A #NextChat question posed earlier this week (along with some virtual commencement speeches) got me thinking about the lessons I've learned in 20 years of corporate life. As seniors navigate the disappointment of proms and graduations lost and young professionals seek entry into an economically compromised corporate world, I figured I would reflect.
Early in my career I was all effort and no theory. I worked tirelessly for 12 hours daily. I took on any project offered me. I was the first to show up and the last to leave. I succeeded and failed. I experienced glory and disappointment. I networked and learned how to utilize technology and played the political game of moving up the ladder. I was uncompromisingly determined and insanely annoying. I wanted everyone to know how smart I was and I would stop at nothing to mention it (directly) to everyone. My heart was in the right place, but my "motivation" looked more like nervous energy.
Do Your Fighting In The Ring
I see it every day in the workplace. Employees who are new to the company that are hell bent on announcing their arrival. This is done through asking multiple leading questions in team meetings (to show off how smart you are), sharing articles you've found on topics of interest (to show how resourceful you are) and reply to all emails across the organization (so everyone knows that you have keen insight). Almost 100% of the people who are loudest in their on-boarding training class are searching for a new job within a year.
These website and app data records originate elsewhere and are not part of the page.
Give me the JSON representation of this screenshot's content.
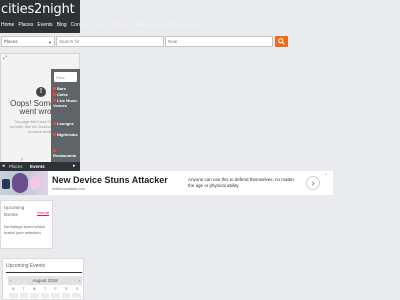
{
  "header": {
    "logo": "cities2night",
    "nav": [
      "Home",
      "Places",
      "Events",
      "Blog",
      "Contact",
      "News",
      "Add Place",
      "Add Event",
      "Add Blog Entries"
    ]
  },
  "search": {
    "category_value": "Places",
    "keyword_placeholder": "Search for",
    "location_placeholder": "Near"
  },
  "widget": {
    "error_title": "Oops! Something went wrong.",
    "error_message": "This page didn't load Google Maps correctly. See the JavaScript console for technical details.",
    "filter_placeholder": "Filter",
    "categories": [
      "Bars",
      "Cafes",
      "Live Music Venues",
      "Lounges",
      "Nightclubs",
      "Restaurants"
    ],
    "tabs": [
      "Places",
      "Events"
    ]
  },
  "ad": {
    "title": "New Device Stuns Attacker",
    "source": "bellefenceattack.com",
    "description": "Anyone can use this to defend themselves, no matter the age or physical ability.",
    "next_icon": "chevron-right"
  },
  "upcoming_small": {
    "title": "Upcoming Events",
    "view_all": "View all",
    "empty_message": "No listings found which match your selection"
  },
  "upcoming_calendar": {
    "title": "Upcoming Events",
    "month": "August 2018",
    "days": [
      "M",
      "T",
      "W",
      "T",
      "F",
      "S",
      "S"
    ]
  },
  "colors": {
    "accent": "#ef6c1a",
    "header_dark": "#2e3136",
    "link_red": "#e14"
  }
}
I've been in sales my entire career. The skill set of the sales professional is not synonymous with patience. We are extroverted and action oriented. Some of us were even taught that hearing "no" was a way to advancing the conversation (side note: most sales training sucks).
At a certain point in my career my emotional intelligence started to override my ego. I learned to have conversations with people at the level of their peers. People hate sales people, they also love to share with people they trust.
The greatest compliment I can receive from anyone is: you're not like most sales people I've met.
Question Your Motives
It is difficult to do, but bringing self analysis to everything you do is of massive importance. With every action you take, you have to ask yourself, "am I doing this because there is an authentic intent or am I just trying to impress others?" Far too often the answer tends toward the latter but we program ourselves to ignore it. We can't imagine not being seen, especially when others around us are being recognized with pageantry. If you are working for a trophy, you are in it for the wrong reasons.
Self confidence is an act of personal security based in divine introversion. Listening is more important than talking. Leadership is an act of servitude. It is far more important to recognize than to be recognized. We must learn to be humble in victory and accountable in defeat.
Don't Forget to Remember,